Through a comparative study of smart cities in India and South Africa, this research will analyse globally circulating urban development visions around ICT and data-driven urbanism, their ‘mutations’ in different urban contexts and their ‘hacking’ by urban social movements. It seeks to provide detailed genealogies of smart cities through in-depth empirical and comparative case studies in particular national contexts. In doing so, it will bridge the gaps in current scholarship on smart cities which either take a techno-managerial approach advocating ubiquitous and efficient use of data or a social-critical approach based on a one-size fits all narrative ‘that inhibit making sense of and refashioning the smart city agenda’ (Kitchin 2015a). Conceptually, this project will move beyond mere critiques of smart city ‘toolkits’ to develop the notion of ‘Smart Urbanism’ (SU) (Luque-Ayala and Marvin 2015a) as a field located at the intersection of postcolonial urbanism, digital citizenships and visions of urban futures. Empirically it seeks to establish the contested nature of the ‘actually existing smart city’ (Shelton et al. 2014) through an investigation on how smart cities affects the agendas and initiatives of municipalities as well as the resistances and counter-initiatives of urban social movements.
 
In this project, we take ‘provincialization’ (Chakrabarty 2000) as an analytical tool to direct research on how alternative knowledges about the smart city are produced from the margins of cities, neighbourhoods and populations deeply rooted in historic social inequalities. This will form the basis of developing a new empirical and theoretical research agenda around ‘smart urbanism’ that captures the local historical, political and alternative forms of data-driven urbanism from the grassroots. In order to test the hypothesis, the project suggests that the following insights – which closely follow those suggested by Kitchin (2015) in order to overcome present shortcomings in current scholarship on the smart city – are required:

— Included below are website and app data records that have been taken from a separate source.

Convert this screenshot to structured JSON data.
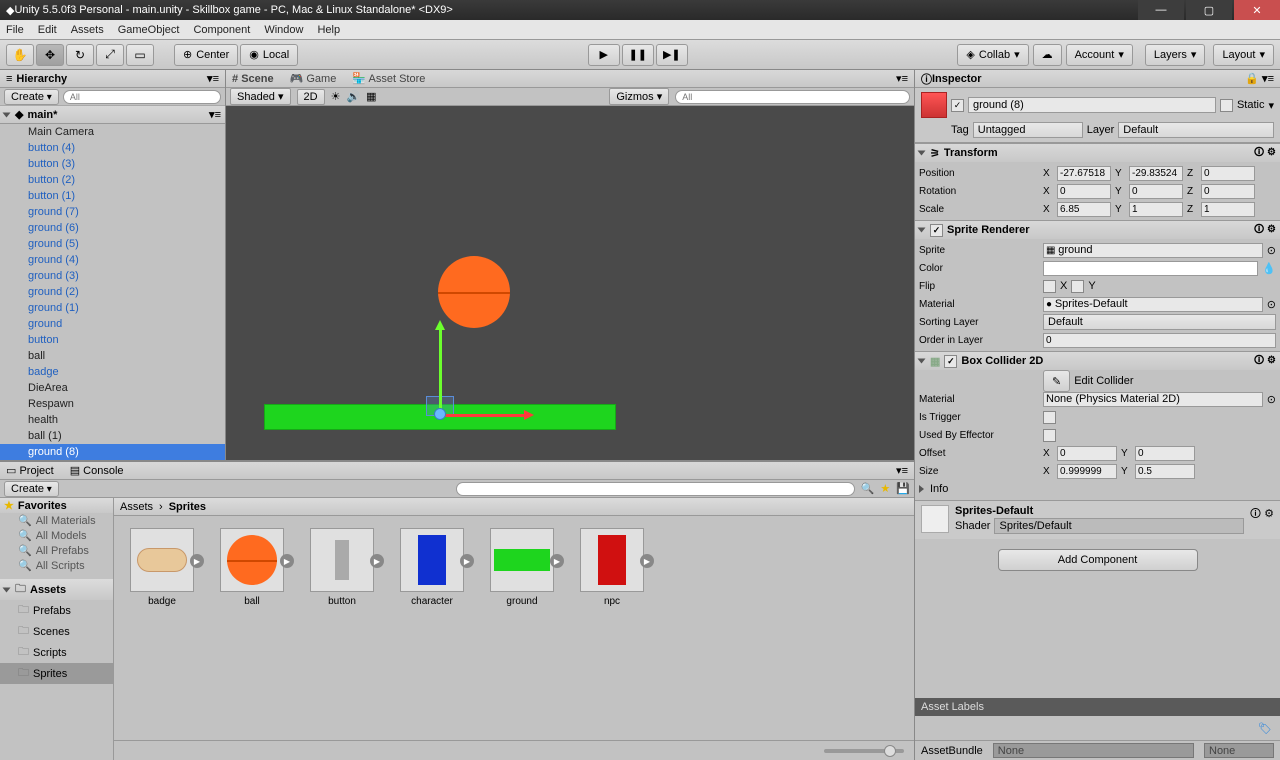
{
  "window": {
    "title": "Unity 5.5.0f3 Personal - main.unity - Skillbox game - PC, Mac & Linux Standalone* <DX9>"
  },
  "menu": [
    "File",
    "Edit",
    "Assets",
    "GameObject",
    "Component",
    "Window",
    "Help"
  ],
  "toolbar": {
    "center": "Center",
    "local": "Local",
    "collab": "Collab",
    "account": "Account",
    "layers": "Layers",
    "layout": "Layout"
  },
  "hierarchy": {
    "title": "Hierarchy",
    "create": "Create",
    "search_placeholder": "All",
    "scene": "main*",
    "items": [
      {
        "label": "Main Camera",
        "link": false
      },
      {
        "label": "button (4)",
        "link": true
      },
      {
        "label": "button (3)",
        "link": true
      },
      {
        "label": "button (2)",
        "link": true
      },
      {
        "label": "button (1)",
        "link": true
      },
      {
        "label": "ground (7)",
        "link": true
      },
      {
        "label": "ground (6)",
        "link": true
      },
      {
        "label": "ground (5)",
        "link": true
      },
      {
        "label": "ground (4)",
        "link": true
      },
      {
        "label": "ground (3)",
        "link": true
      },
      {
        "label": "ground (2)",
        "link": true
      },
      {
        "label": "ground (1)",
        "link": true
      },
      {
        "label": "ground",
        "link": true
      },
      {
        "label": "button",
        "link": true
      },
      {
        "label": "ball",
        "link": false
      },
      {
        "label": "badge",
        "link": true
      },
      {
        "label": "DieArea",
        "link": false
      },
      {
        "label": "Respawn",
        "link": false
      },
      {
        "label": "health",
        "link": false
      },
      {
        "label": "ball (1)",
        "link": false
      },
      {
        "label": "ground (8)",
        "link": true,
        "selected": true
      }
    ]
  },
  "sceneTabs": {
    "scene": "Scene",
    "game": "Game",
    "asset_store": "Asset Store"
  },
  "sceneToolbar": {
    "shaded": "Shaded",
    "mode2d": "2D",
    "gizmos": "Gizmos",
    "search_placeholder": "All"
  },
  "project": {
    "title": "Project",
    "console": "Console",
    "create": "Create",
    "favorites": "Favorites",
    "fav_items": [
      "All Materials",
      "All Models",
      "All Prefabs",
      "All Scripts"
    ],
    "assets": "Assets",
    "folders": [
      "Prefabs",
      "Scenes",
      "Scripts",
      "Sprites"
    ],
    "selected_folder": "Sprites",
    "breadcrumb": [
      "Assets",
      "Sprites"
    ],
    "sprites": [
      "badge",
      "ball",
      "button",
      "character",
      "ground",
      "npc"
    ]
  },
  "inspector": {
    "title": "Inspector",
    "object_name": "ground (8)",
    "static": "Static",
    "tag_label": "Tag",
    "tag_value": "Untagged",
    "layer_label": "Layer",
    "layer_value": "Default",
    "transform": {
      "title": "Transform",
      "position": {
        "x": "-27.67518",
        "y": "-29.83524",
        "z": "0"
      },
      "rotation": {
        "x": "0",
        "y": "0",
        "z": "0"
      },
      "scale": {
        "x": "6.85",
        "y": "1",
        "z": "1"
      },
      "pos_label": "Position",
      "rot_label": "Rotation",
      "scale_label": "Scale"
    },
    "sprite_renderer": {
      "title": "Sprite Renderer",
      "sprite_label": "Sprite",
      "sprite_value": "ground",
      "color_label": "Color",
      "flip_label": "Flip",
      "flip_x": "X",
      "flip_y": "Y",
      "material_label": "Material",
      "material_value": "Sprites-Default",
      "sorting_layer_label": "Sorting Layer",
      "sorting_layer_value": "Default",
      "order_label": "Order in Layer",
      "order_value": "0"
    },
    "box_collider": {
      "title": "Box Collider 2D",
      "edit_collider": "Edit Collider",
      "material_label": "Material",
      "material_value": "None (Physics Material 2D)",
      "is_trigger_label": "Is Trigger",
      "used_by_effector_label": "Used By Effector",
      "offset_label": "Offset",
      "offset": {
        "x": "0",
        "y": "0"
      },
      "size_label": "Size",
      "size": {
        "x": "0.999999",
        "y": "0.5"
      }
    },
    "info": "Info",
    "material_preview": {
      "name": "Sprites-Default",
      "shader_label": "Shader",
      "shader_value": "Sprites/Default"
    },
    "add_component": "Add Component",
    "asset_labels": "Asset Labels",
    "assetbundle": "AssetBundle",
    "none": "None"
  }
}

1) How visions of urban development in India and South Africa are being shaped by the logics and practices of the ICT-driven city;
2) How these visions gain social and political credence, restructure local and national policy initiatives and unfold over time in existing cities;
3) Genealogies of urban development within local planning and governance initiatives which uphold the refashioning of existing cities into smart cities;
4) Ways that these visions are contested and disrupted at the scale of local citizens and civil society.
The project puts forward that a combination of political economy and ethnographically driven methods are the best way to provide these insights. It is organised in two phases. The first phase will involve a systematic survey of retrofitted smart cities in India and South Africa aiming to produce a comparative analysis of the emergence and development of smart city initiatives in those two contexts. In the second phase, the project will focus on three cities in each country with differing smart city strategies and public debates. The aim will be a comparative ’thick description’ of grassroots movements and initiatives that hack into and disrupt the top-down visions of smart cities and claim rights to a range of urban spaces. The first phase will involve mixed-methods of web-based research, mapping, visual and textual document analysis; while the second phase will involve detailed documentary search, semi-structured interviews, ethnography and observations, in addition to the previous methods. The results will contribute to knowledge on urban development and policymaking around smart cities and on the opportunities and risks of smart urbanism in cities of the Global South.